1. 12N & 12S PLUG PROTECTORS COST: Free / few £ DIFFICULTY: 1, Easy
Use the old type plastic cylinder shaped film cannisters to slot into the 12N and 12S sockets on your caravan. Remove the lid (and film!) and holding upturned, gently slide into place. This reduces the risk of corrosion to the all important metal parts of the plug, ensuring that next time you tow the caravan, the lights and car 12v electric circuit will work. You can find these cannisters lying about the house and if you don't have any then you may be able to blag a couple from a specialist printing/photographic shop. At worst you may have to pay £2 or so from a shop or internet site such as eBay. You can go one step further by adding oil based preservatives to the cannisters before placing on the sockets. Use lubricant gel, grease and even brown source is rumoured to work well. It is up to you, personally I have never used these as they have to be cleaned off before towing.
When your caravan is in storage, chock the wheels and lower the corner steadies and you can release the handbrake. This reduces wear on the brake cable and stops the brakes ceasing on. You can only do this once the caravan has the corner steadies down and the wheels are chocked. This will also retain the previous brake adjustments from last time they were adjusted.
4. MOISTURE ABSORBER COST: free DIFFICULTY: 1, Easy
When leaving your caravan in storage, places such as bathrooms and fridges can be prone to mould and damp in the right conditions. You can prevent this by using salt; fill a cup half full of salt flakes (preferably not granulated salt as this doesn't work as well) and leave the cup in the areas prone to damp. The salt flakes will absorb moisture in the air, and water will collect in the cup. It's an effective low cost solution to using specialist moisture traps.
5. LEVELLING DEVICE COST: free / few £ DIFFICULTY: 1, Easy
Fed up of not being able to level your caravan on site? You should know that you should not use the caravan's corner steadies to lift the caravan as this may cause damage (see Safety page) and you may be using a jack to lift the caravan. You can buy levelling ramps from caravan dealers for around £20 but you can make your own from wood just as easily. Use thin pieces of wood and layer them up so that the caravan can easily be manoeuvred onto the ramp. Make sure that the ramp is at least two inches wider than the caravan's wheel to prevent the tyre sliding off the ramp. You can screw the pieces of wood together to form a strong and rigid ramp.

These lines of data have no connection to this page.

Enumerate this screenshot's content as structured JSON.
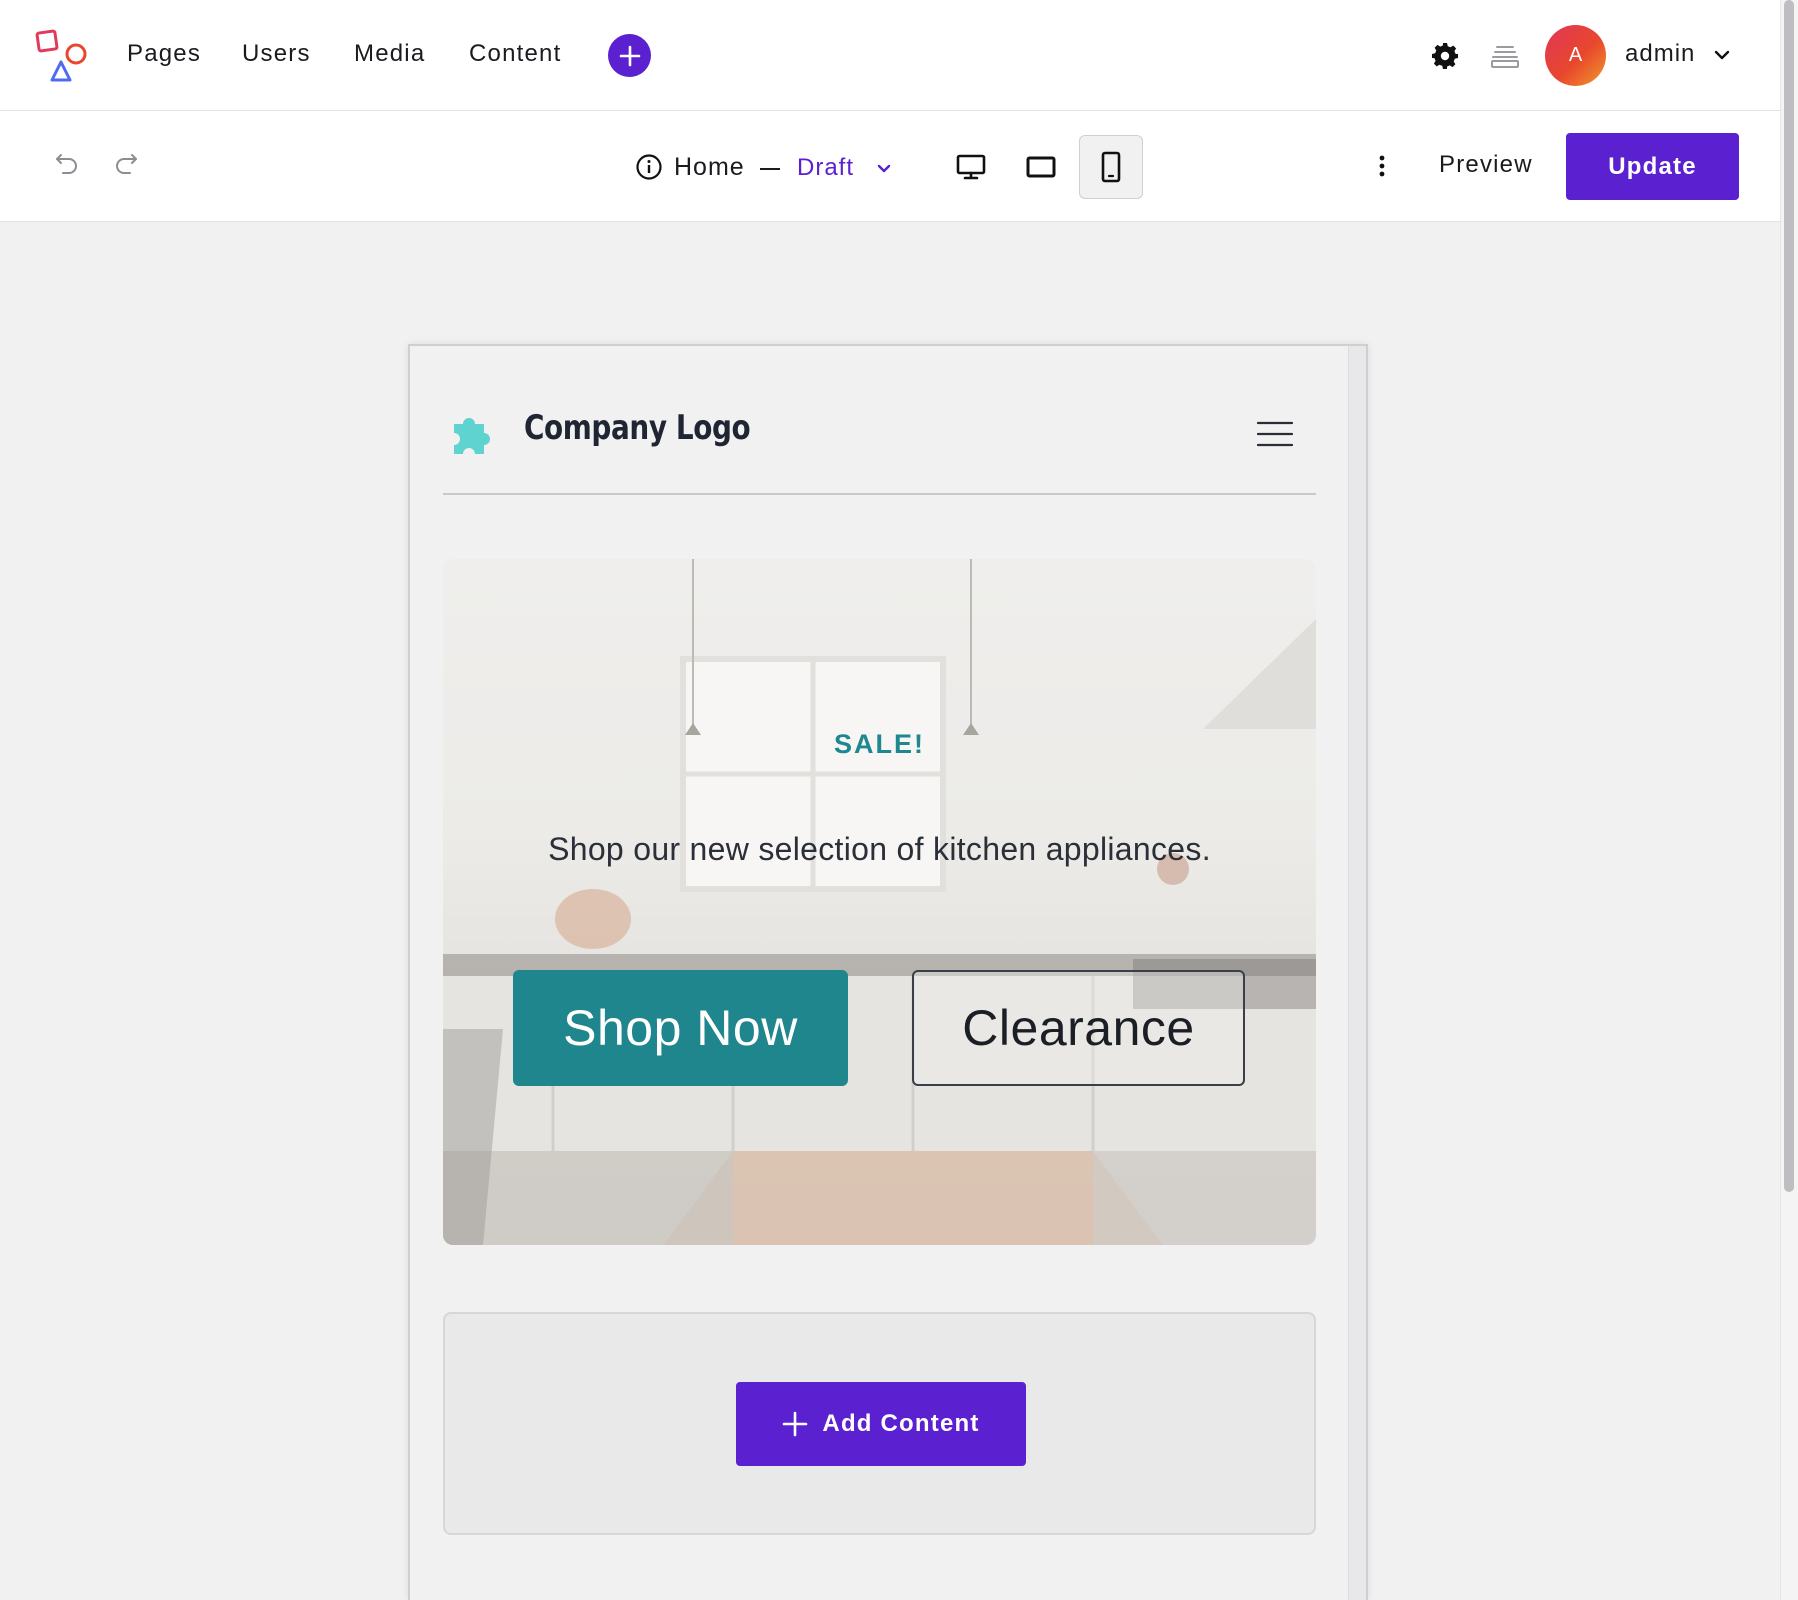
{
  "nav": {
    "items": [
      {
        "label": "Pages"
      },
      {
        "label": "Users"
      },
      {
        "label": "Media"
      },
      {
        "label": "Content"
      }
    ],
    "user": {
      "initial": "A",
      "name": "admin"
    }
  },
  "toolbar": {
    "page_name": "Home",
    "status": "Draft",
    "preview_label": "Preview",
    "update_label": "Update",
    "active_device": "mobile"
  },
  "canvas": {
    "logo_text": "Company Logo",
    "hero": {
      "eyebrow": "SALE!",
      "text": "Shop our new selection of kitchen appliances.",
      "primary_button": "Shop Now",
      "secondary_button": "Clearance"
    },
    "add_content_label": "Add Content"
  },
  "colors": {
    "accent": "#5b21d1",
    "teal": "#1f868e",
    "puzzle_icon": "#5fd3d0"
  }
}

6. HITCHING UP AID COST: free / few £ DIFFICULTY: 1, Easy
Ever had to hitch up on your own or find it difficult to maneuver the car so that the tow ball is directly under the tow hitch? Anyone that has tried to do this will know that you cannot see where the tow hitch is at all and unless you have someone to help, guess work or giving up and moving the caravan instead is the only option. Here's a novel tip; create a flag using a piece of dowelling and a bright piece of material. The dowelling should be cut to a sensible length depending on where you can see the top of it from your towing vehicle. Cut the material to size and either stitch it or simply staple it to the dowelling. Once finished, the flag will easily sit in the hole on the tow hitch directly at the front of the tow hitch handle (tow hitch manufacturer and design permitting) and then when reversing you should have a much better idea of where the tow hitch is.
7. CLEAN FRIDGE COST: free DIFFICULTY: 1, Easy
When leaving your caravan in storage for a while, you may find that due to moisture in the air the fridge can be prone to mildew and mould. When leaving your caravan unused, leave the fridge door ajar - you can hold it open by wedging something such as a tea-towel in the top of the door. This allows air to circulate around the fridge and prevents a hefty cleaning job before you can use it next time you come to use it!